[PROBLEM TO WORK ON] I need all the entries repeated exactly as written.

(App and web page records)
-*-

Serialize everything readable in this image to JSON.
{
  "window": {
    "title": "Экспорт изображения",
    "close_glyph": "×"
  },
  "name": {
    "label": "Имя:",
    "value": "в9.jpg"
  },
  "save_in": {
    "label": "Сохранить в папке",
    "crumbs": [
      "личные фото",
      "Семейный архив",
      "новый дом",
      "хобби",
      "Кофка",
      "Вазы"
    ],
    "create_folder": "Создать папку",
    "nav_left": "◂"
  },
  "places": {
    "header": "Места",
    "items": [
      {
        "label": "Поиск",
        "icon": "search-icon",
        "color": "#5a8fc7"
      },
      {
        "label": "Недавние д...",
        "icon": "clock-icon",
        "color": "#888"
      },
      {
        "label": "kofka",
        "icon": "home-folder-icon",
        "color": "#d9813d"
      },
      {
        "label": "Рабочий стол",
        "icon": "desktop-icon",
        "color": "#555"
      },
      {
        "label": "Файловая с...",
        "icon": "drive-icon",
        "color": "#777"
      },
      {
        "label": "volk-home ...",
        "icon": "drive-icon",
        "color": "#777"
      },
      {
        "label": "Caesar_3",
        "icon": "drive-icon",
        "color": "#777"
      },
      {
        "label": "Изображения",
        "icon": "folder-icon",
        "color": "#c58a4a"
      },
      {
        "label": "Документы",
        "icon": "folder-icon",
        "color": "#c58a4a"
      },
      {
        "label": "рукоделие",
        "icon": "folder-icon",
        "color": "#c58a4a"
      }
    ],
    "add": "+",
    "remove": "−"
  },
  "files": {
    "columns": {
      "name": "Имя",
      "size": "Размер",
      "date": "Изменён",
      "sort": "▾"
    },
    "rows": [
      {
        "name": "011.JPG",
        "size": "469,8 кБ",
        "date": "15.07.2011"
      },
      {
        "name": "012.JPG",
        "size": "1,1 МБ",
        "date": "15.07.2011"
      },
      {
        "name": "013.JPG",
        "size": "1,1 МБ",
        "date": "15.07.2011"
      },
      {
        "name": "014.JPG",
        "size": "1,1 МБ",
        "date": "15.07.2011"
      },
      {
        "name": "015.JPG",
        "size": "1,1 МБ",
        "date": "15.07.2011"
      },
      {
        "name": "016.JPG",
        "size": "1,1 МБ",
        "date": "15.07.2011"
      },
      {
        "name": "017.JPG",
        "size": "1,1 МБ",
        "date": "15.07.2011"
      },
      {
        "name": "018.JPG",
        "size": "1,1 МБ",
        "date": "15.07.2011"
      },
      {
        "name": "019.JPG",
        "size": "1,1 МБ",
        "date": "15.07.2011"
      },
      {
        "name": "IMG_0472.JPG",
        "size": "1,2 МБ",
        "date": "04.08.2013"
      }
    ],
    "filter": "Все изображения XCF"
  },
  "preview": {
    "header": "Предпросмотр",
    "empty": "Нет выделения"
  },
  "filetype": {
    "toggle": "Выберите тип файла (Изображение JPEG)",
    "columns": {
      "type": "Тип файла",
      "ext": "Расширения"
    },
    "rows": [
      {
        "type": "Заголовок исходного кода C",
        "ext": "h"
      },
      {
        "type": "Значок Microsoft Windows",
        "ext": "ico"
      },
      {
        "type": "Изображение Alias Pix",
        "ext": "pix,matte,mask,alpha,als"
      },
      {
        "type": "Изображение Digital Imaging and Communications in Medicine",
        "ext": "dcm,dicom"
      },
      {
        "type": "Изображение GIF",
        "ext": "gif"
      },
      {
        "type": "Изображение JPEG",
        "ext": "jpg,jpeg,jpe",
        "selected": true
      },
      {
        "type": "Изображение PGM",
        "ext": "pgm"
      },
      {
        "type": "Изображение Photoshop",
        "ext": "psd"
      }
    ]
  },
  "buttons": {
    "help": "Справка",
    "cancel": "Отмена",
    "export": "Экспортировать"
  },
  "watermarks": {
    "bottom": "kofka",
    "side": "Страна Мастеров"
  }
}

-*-

[ANSWER BOX]
Serialize everything readable in this image to JSON.
{
  "window": {
    "title": "Экспорт изображения",
    "close_glyph": "×"
  },
  "name": {
    "label": "Имя:",
    "value": "в9.jpg"
  },
  "save_in": {
    "label": "Сохранить в папке",
    "crumbs": [
      "личные фото",
      "Семейный архив",
      "новый дом",
      "хобби",
      "Кофка",
      "Вазы"
    ],
    "create_folder": "Создать папку",
    "nav_left": "◂"
  },
  "places": {
    "header": "Места",
    "items": [
      {
        "label": "Поиск",
        "icon": "search-icon",
        "color": "#5a8fc7"
      },
      {
        "label": "Недавние д...",
        "icon": "clock-icon",
        "color": "#888"
      },
      {
        "label": "kofka",
        "icon": "home-folder-icon",
        "color": "#d9813d"
      },
      {
        "label": "Рабочий стол",
        "icon": "desktop-icon",
        "color": "#555"
      },
      {
        "label": "Файловая с...",
        "icon": "drive-icon",
        "color": "#777"
      },
      {
        "label": "volk-home ...",
        "icon": "drive-icon",
        "color": "#777"
      },
      {
        "label": "Caesar_3",
        "icon": "drive-icon",
        "color": "#777"
      },
      {
        "label": "Изображения",
        "icon": "folder-icon",
        "color": "#c58a4a"
      },
      {
        "label": "Документы",
        "icon": "folder-icon",
        "color": "#c58a4a"
      },
      {
        "label": "рукоделие",
        "icon": "folder-icon",
        "color": "#c58a4a"
      }
    ],
    "add": "+",
    "remove": "−"
  },
  "files": {
    "columns": {
      "name": "Имя",
      "size": "Размер",
      "date": "Изменён",
      "sort": "▾"
    },
    "rows": [
      {
        "name": "011.JPG",
        "size": "469,8 кБ",
        "date": "15.07.2011"
      },
      {
        "name": "012.JPG",
        "size": "1,1 МБ",
        "date": "15.07.2011"
      },
      {
        "name": "013.JPG",
        "size": "1,1 МБ",
        "date": "15.07.2011"
      },
      {
        "name": "014.JPG",
        "size": "1,1 МБ",
        "date": "15.07.2011"
      },
      {
        "name": "015.JPG",
        "size": "1,1 МБ",
        "date": "15.07.2011"
      },
      {
        "name": "016.JPG",
        "size": "1,1 МБ",
        "date": "15.07.2011"
      },
      {
        "name": "017.JPG",
        "size": "1,1 МБ",
        "date": "15.07.2011"
      },
      {
        "name": "018.JPG",
        "size": "1,1 МБ",
        "date": "15.07.2011"
      },
      {
        "name": "019.JPG",
        "size": "1,1 МБ",
        "date": "15.07.2011"
      },
      {
        "name": "IMG_0472.JPG",
        "size": "1,2 МБ",
        "date": "04.08.2013"
      }
    ],
    "filter": "Все изображения XCF"
  },
  "preview": {
    "header": "Предпросмотр",
    "empty": "Нет выделения"
  },
  "filetype": {
    "toggle": "Выберите тип файла (Изображение JPEG)",
    "columns": {
      "type": "Тип файла",
      "ext": "Расширения"
    },
    "rows": [
      {
        "type": "Заголовок исходного кода C",
        "ext": "h"
      },
      {
        "type": "Значок Microsoft Windows",
        "ext": "ico"
      },
      {
        "type": "Изображение Alias Pix",
        "ext": "pix,matte,mask,alpha,als"
      },
      {
        "type": "Изображение Digital Imaging and Communications in Medicine",
        "ext": "dcm,dicom"
      },
      {
        "type": "Изображение GIF",
        "ext": "gif"
      },
      {
        "type": "Изображение JPEG",
        "ext": "jpg,jpeg,jpe",
        "selected": true
      },
      {
        "type": "Изображение PGM",
        "ext": "pgm"
      },
      {
        "type": "Изображение Photoshop",
        "ext": "psd"
      }
    ]
  },
  "buttons": {
    "help": "Справка",
    "cancel": "Отмена",
    "export": "Экспортировать"
  },
  "watermarks": {
    "bottom": "kofka",
    "side": "Страна Мастеров"
  }
}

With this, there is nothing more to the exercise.